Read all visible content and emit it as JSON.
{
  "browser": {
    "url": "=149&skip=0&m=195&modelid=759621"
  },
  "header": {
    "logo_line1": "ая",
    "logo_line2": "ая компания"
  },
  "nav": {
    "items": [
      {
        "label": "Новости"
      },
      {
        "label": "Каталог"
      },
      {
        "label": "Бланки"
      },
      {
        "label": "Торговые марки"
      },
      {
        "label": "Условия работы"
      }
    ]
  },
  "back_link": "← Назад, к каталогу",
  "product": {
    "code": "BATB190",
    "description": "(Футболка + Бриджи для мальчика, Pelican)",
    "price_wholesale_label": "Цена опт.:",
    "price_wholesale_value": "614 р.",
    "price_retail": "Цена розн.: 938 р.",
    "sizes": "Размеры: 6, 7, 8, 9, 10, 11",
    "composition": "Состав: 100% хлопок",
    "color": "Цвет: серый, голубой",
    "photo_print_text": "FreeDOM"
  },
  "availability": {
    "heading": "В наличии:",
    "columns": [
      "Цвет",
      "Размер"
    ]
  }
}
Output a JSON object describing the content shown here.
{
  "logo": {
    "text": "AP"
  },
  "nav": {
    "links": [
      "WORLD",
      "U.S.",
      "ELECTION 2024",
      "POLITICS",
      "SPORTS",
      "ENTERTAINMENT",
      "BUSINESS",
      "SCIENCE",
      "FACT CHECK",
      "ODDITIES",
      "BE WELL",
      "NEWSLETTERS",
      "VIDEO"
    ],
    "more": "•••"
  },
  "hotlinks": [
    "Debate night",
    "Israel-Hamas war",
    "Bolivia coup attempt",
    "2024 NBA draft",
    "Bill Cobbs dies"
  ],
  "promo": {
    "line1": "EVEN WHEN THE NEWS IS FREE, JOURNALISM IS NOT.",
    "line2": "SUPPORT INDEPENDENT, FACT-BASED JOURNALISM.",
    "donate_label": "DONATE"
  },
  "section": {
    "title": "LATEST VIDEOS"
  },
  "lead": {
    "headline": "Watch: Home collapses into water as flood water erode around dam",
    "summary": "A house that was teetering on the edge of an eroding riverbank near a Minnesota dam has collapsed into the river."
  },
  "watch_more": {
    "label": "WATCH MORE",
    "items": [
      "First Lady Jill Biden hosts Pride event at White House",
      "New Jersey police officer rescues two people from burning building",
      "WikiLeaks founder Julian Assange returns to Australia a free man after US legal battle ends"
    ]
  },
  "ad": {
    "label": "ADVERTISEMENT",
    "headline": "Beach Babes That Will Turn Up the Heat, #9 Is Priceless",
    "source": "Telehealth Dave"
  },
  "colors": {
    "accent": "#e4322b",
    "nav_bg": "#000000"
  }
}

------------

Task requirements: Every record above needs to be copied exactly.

Your response:
Read all visible content and emit it as JSON.
{
  "browser": {
    "url": "=149&skip=0&m=195&modelid=759621"
  },
  "header": {
    "logo_line1": "ая",
    "logo_line2": "ая компания"
  },
  "nav": {
    "items": [
      {
        "label": "Новости"
      },
      {
        "label": "Каталог"
      },
      {
        "label": "Бланки"
      },
      {
        "label": "Торговые марки"
      },
      {
        "label": "Условия работы"
      }
    ]
  },
  "back_link": "← Назад, к каталогу",
  "product": {
    "code": "BATB190",
    "description": "(Футболка + Бриджи для мальчика, Pelican)",
    "price_wholesale_label": "Цена опт.:",
    "price_wholesale_value": "614 р.",
    "price_retail": "Цена розн.: 938 р.",
    "sizes": "Размеры: 6, 7, 8, 9, 10, 11",
    "composition": "Состав: 100% хлопок",
    "color": "Цвет: серый, голубой",
    "photo_print_text": "FreeDOM"
  },
  "availability": {
    "heading": "В наличии:",
    "columns": [
      "Цвет",
      "Размер"
    ]
  }
}
Output a JSON object describing the content shown here.
{
  "logo": {
    "text": "AP"
  },
  "nav": {
    "links": [
      "WORLD",
      "U.S.",
      "ELECTION 2024",
      "POLITICS",
      "SPORTS",
      "ENTERTAINMENT",
      "BUSINESS",
      "SCIENCE",
      "FACT CHECK",
      "ODDITIES",
      "BE WELL",
      "NEWSLETTERS",
      "VIDEO"
    ],
    "more": "•••"
  },
  "hotlinks": [
    "Debate night",
    "Israel-Hamas war",
    "Bolivia coup attempt",
    "2024 NBA draft",
    "Bill Cobbs dies"
  ],
  "promo": {
    "line1": "EVEN WHEN THE NEWS IS FREE, JOURNALISM IS NOT.",
    "line2": "SUPPORT INDEPENDENT, FACT-BASED JOURNALISM.",
    "donate_label": "DONATE"
  },
  "section": {
    "title": "LATEST VIDEOS"
  },
  "lead": {
    "headline": "Watch: Home collapses into water as flood water erode around dam",
    "summary": "A house that was teetering on the edge of an eroding riverbank near a Minnesota dam has collapsed into the river."
  },
  "watch_more": {
    "label": "WATCH MORE",
    "items": [
      "First Lady Jill Biden hosts Pride event at White House",
      "New Jersey police officer rescues two people from burning building",
      "WikiLeaks founder Julian Assange returns to Australia a free man after US legal battle ends"
    ]
  },
  "ad": {
    "label": "ADVERTISEMENT",
    "headline": "Beach Babes That Will Turn Up the Heat, #9 Is Priceless",
    "source": "Telehealth Dave"
  },
  "colors": {
    "accent": "#e4322b",
    "nav_bg": "#000000"
  }
}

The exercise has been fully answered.